PROBLEM REQUIREMENTS:
Which lines in the records below contain the word "color"? Return each of them.

#### DATA FOR PROCESSING

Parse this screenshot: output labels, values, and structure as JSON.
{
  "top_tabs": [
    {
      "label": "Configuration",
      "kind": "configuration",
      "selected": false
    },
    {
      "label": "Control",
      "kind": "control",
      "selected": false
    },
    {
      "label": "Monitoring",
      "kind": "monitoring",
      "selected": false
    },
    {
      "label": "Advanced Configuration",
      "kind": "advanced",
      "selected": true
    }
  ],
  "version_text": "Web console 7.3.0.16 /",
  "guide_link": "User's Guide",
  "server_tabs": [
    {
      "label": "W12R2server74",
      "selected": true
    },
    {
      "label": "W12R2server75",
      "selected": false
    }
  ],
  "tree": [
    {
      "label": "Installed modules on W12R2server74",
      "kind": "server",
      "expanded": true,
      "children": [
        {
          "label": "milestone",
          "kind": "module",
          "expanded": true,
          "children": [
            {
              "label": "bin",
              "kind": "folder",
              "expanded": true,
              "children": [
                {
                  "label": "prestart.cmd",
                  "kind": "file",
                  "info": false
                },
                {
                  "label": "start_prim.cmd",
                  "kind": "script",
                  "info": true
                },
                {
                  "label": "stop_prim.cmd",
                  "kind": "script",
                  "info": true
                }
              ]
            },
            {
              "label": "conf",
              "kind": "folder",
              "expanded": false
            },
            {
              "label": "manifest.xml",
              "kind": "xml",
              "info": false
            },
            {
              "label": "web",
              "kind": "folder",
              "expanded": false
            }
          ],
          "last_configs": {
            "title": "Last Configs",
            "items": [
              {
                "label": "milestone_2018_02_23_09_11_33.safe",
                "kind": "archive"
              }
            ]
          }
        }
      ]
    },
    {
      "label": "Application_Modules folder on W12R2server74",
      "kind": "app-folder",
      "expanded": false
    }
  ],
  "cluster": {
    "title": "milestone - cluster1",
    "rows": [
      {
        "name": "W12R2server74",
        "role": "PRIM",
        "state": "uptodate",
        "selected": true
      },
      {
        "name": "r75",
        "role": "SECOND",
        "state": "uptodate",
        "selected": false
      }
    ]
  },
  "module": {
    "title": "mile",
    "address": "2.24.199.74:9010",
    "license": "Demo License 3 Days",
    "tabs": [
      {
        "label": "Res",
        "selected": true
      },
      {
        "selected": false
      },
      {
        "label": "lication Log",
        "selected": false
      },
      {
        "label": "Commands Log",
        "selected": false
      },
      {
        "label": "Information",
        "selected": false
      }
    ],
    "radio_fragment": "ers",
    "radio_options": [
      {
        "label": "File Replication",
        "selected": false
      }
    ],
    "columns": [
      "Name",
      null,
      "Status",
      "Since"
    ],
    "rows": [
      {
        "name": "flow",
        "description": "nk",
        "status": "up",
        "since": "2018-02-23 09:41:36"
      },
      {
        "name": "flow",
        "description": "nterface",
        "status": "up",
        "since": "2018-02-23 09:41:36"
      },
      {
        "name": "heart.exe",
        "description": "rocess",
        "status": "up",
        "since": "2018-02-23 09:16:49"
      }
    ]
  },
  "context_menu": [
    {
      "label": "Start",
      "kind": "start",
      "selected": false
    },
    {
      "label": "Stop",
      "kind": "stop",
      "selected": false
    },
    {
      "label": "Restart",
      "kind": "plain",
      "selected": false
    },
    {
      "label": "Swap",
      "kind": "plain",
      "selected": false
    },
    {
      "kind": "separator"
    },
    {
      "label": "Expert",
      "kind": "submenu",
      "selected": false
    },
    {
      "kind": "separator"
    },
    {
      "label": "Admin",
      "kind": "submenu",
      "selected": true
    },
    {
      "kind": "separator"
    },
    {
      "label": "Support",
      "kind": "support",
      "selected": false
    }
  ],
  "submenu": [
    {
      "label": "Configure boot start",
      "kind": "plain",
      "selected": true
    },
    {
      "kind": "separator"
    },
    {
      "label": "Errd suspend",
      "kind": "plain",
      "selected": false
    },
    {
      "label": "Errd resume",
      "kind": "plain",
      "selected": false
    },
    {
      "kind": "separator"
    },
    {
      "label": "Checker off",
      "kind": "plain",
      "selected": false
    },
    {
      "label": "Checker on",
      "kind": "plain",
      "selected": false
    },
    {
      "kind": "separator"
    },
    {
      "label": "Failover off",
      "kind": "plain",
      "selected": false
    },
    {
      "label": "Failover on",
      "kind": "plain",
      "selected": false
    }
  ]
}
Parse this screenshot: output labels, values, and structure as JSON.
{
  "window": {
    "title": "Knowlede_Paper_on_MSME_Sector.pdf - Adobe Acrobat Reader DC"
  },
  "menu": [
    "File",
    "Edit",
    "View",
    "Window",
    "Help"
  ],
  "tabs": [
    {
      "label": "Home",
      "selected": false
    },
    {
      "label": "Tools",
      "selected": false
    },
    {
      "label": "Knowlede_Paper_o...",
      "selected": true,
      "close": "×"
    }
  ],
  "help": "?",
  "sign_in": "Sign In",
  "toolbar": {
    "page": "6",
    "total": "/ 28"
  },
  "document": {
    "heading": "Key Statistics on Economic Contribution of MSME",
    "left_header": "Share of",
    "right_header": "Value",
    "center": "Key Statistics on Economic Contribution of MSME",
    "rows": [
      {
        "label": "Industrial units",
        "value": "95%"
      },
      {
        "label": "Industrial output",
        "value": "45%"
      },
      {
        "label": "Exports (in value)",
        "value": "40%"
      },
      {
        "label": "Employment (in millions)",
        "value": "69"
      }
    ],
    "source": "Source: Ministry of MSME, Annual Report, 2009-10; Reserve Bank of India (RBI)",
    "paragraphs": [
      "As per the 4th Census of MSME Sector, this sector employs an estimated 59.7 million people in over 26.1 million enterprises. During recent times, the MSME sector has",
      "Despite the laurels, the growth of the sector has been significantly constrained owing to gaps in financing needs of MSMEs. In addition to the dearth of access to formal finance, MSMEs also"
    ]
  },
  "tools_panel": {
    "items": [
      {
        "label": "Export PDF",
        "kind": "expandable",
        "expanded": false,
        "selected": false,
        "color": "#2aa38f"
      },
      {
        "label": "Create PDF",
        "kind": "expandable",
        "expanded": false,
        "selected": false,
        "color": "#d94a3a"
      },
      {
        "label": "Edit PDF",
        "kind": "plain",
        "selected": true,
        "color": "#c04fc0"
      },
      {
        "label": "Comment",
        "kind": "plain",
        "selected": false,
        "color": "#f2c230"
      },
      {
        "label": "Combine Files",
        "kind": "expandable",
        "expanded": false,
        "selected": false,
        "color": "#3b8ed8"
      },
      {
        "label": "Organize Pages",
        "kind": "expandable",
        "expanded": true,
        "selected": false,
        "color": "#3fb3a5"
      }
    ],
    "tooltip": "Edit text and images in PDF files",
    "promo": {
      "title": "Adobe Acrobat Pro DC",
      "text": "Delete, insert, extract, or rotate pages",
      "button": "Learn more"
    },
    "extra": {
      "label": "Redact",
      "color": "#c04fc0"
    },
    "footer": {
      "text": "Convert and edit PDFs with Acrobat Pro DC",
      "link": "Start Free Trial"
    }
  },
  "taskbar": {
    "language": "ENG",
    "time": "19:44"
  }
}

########

RESPONSE TO THE EXERCISE:
        "color": "#2aa38f"
        "color": "#d94a3a"
        "color": "#c04fc0"
        "color": "#f2c230"
        "color": "#3b8ed8"
        "color": "#3fb3a5"
      "color": "#c04fc0"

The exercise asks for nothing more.